If you read the #AusELT Facebook page or Twitter feed, you can see a remarkable group of professionals. The comments, questions and responses clearly show hard-working teachers (and trainers, lecturers and managers), serious about meeting students’ needs, and committed to learning and sharing in order to do ‘this’ better.
Unfortunately, in many cases their hard work, commitment and professional development do not seem to be valued, remunerated or even rewarded with something as basic as a contract. Phiona Stanley’s paper, Economy class? Lived experiences and career trajectories of private-sector English-language school teachers in Australia, captures the instability and lack of recognition that characterises ELT employment for many (you can also see slides from her related plenary at the English Australia Conference in 2016 here).
As Stanley also points out, the individual DoS or manager (who is also hard-working and professional) often has their hands tied as well in terms of balancing who they can retain and who they need to take on. These issues are systemic, and it can seem impossible for individual teachers or managers to make a difference. But there are exceptions and examples of good, ethical, practice.
In this chat we will discuss:
- what are the exceptions and how can we work to make them the rule?
- how can we help each other to advocate for ourselves?
- what are your rights and what can you do if they are not being met?
- what can individuals do to work towards change?
We are collecting useful resources on this topic, which you can access via the ‘Working in ELT‘ link above – let us know in the comments, Twitter chat or via Facebook message, if you have ideas to add. There’s also some recommended reading below. Please join us for this important discussion on Sunday. Looking forward to e-seeing you then.
- Bertone, S. (2000). Casualisation of the ESL Workforce in Australia: Background Paper No. 5. TESOL in Context, 10(1).
- Carosi, Penny (2005). Contracting Out. Australian TAFE Teacher (*), 39(3), p. 19.
- O’Connor, B.G. (2012). Life after CELTA:
A precarious transition into English Language Teaching (PhD manuscript)
- Stanley, Phiona (2016). Economy class? Lived experiences and career trajectories of private-sector English-language school teachers in Australia.
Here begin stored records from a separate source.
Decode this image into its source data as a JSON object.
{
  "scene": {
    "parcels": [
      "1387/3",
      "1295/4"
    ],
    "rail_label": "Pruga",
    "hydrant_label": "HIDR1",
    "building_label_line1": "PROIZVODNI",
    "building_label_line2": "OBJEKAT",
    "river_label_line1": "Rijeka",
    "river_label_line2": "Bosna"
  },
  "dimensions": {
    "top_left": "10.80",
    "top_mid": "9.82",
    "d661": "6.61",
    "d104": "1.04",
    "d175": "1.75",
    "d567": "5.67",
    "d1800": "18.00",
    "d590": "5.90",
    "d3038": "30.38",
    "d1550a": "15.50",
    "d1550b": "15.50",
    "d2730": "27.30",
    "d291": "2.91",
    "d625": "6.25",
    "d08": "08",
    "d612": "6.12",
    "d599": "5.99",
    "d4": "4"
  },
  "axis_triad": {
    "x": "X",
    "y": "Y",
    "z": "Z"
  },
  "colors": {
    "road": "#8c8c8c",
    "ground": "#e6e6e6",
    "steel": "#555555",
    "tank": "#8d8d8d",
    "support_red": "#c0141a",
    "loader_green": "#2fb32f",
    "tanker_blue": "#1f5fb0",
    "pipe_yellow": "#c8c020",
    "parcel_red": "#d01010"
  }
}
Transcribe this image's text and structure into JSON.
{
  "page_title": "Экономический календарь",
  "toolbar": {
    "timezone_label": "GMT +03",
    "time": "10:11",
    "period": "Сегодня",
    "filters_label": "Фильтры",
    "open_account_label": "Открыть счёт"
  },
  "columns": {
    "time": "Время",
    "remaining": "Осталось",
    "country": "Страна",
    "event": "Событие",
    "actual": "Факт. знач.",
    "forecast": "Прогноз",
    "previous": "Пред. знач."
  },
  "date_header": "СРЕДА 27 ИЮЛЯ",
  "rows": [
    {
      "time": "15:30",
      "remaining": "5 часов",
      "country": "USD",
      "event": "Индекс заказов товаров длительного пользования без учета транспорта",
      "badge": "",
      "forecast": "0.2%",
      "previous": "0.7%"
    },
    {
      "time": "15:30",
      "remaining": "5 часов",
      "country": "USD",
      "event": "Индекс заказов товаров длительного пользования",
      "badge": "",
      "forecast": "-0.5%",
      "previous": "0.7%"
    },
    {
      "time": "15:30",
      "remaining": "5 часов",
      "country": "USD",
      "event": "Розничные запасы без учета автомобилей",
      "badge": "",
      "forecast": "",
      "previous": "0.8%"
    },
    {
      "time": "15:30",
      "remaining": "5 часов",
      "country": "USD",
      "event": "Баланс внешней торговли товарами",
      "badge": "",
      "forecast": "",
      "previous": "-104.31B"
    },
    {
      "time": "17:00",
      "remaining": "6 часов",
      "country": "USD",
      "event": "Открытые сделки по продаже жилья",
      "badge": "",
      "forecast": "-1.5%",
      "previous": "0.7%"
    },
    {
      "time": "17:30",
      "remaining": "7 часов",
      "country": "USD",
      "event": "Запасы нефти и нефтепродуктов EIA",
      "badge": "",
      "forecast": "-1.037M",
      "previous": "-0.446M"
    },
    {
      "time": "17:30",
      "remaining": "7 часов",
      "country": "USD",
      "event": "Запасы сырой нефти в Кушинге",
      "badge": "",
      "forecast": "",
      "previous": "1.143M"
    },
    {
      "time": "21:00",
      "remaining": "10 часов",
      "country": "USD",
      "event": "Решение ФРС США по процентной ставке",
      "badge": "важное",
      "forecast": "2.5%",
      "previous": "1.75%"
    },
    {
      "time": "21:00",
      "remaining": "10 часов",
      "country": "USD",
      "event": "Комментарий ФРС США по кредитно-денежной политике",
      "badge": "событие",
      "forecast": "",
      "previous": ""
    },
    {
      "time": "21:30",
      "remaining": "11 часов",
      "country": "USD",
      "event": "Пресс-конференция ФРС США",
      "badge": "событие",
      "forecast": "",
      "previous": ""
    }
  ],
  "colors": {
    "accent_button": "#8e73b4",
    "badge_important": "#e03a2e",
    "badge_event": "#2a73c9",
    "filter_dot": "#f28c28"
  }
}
In P. Haworth and C. Craig (Eds), The career trajectories of English language teachers. Oxford: Symposium Book, (pp.185-199).
- Wishart, John (2009). Being a TAFE Casual. Australian TAFE Teacher (*), 43(2), 6-7.
(* Posted with the permission of the Australian Education Union (AEU). Access more recent issues of The Australian TAFE Teacher here: http://www.aeufederal.org.au/news-media/the-australian-tafe-teacher).
Not sure about Twitter?
Why not have a go? We can help you out. Get in touch with any of the AusELT admin team on Facebook or Twitter (eg, @sophiakhan4 or @cioccas, or by leaving a comment below. Here are some posts that should also help you get started:
- Need help with Twitter?`
- #AusELT 1-page guide to Twitter
- So you have a Twitter account – now what? (from Cult of Pedagogy)
This post by @sophiakhan4